Amoebic liver abscess (ALA) is the most common clinical manifestation of extraintestinal amoebiasis especially in developing countries, causing up to 100 000 fatal cases annually. Accurate and early diagnosis is important to prevent the disease complications, however its diagnosis still poses many challenges due to the limitations of the available detection tools. Pyruvate phosphate dikinase (PPDK), an excretory-secretory protein of E. histolytica, has been reported as a potential diagnostic marker for ALA, hence it may be exploited in the development of a new test for ALA.
Recombinant PPDK (rPPDK) was expressed, purified and evaluated by Western blot. In parallel, recombinant galactose-and-N-acetyl-D-galactosamine inhibitable lectin (Gal/GalNAc lectin) was produced and tested similarly. The protein identity was confirmed by analysis using MALDI-TOF/TOF. A lateral flow dipstick (LFD) test using rPPDK was subsequently developed (rPPDK-LFD) and evaluated for serodiagnosis of ALA.
rPPDK was expressed as soluble protein after 4 hours of induction with 1 mM isopropyl β-D-1-thiogalactopyranoside (IPTG) at 30°C. Purification using nickel-nitrilotriacetic acid (Ni-NTA) resin yielded 1.5 mg of rPPDK from 1 L of culture with estimated molecular mass of 98 kDa on SDS-PAGE. Western blots using sera from patients with ALA, healthy individuals and other diseases probed with anti-human IgG4-HRP showed the highest sensitivity (93.3%) and specificity (100%); as compared to blots using IgG and IgG1 as secondary antibodies. Moreover, rPPDK showed better specificity when compared to rGal/GalNAc lectin. In the development of the LFD test, the optimum amount of rPPDK was 0.625 μg per dipstick and the optimum working concentration of colloidal gold conjugated anti-human IgG4 was optical density (OD) 5 (1.7 μg of anti-human IgG4). Evaluation of rPPDK-LFD using ALA patients and controls serum samples showed 87% diagnostic sensitivity and 100% specificity.
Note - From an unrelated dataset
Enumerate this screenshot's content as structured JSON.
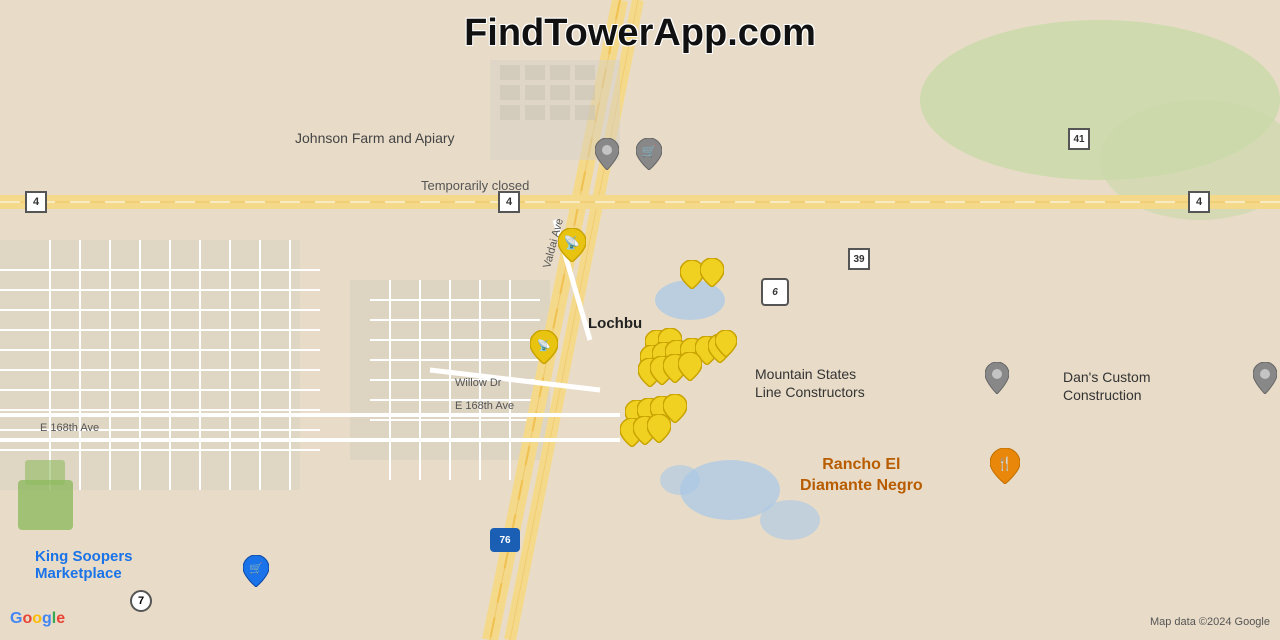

The developed rPPDK-LFD showed good potential for rapid diagnosis of ALA, and merit further multicentre validation using larger number of serum samples.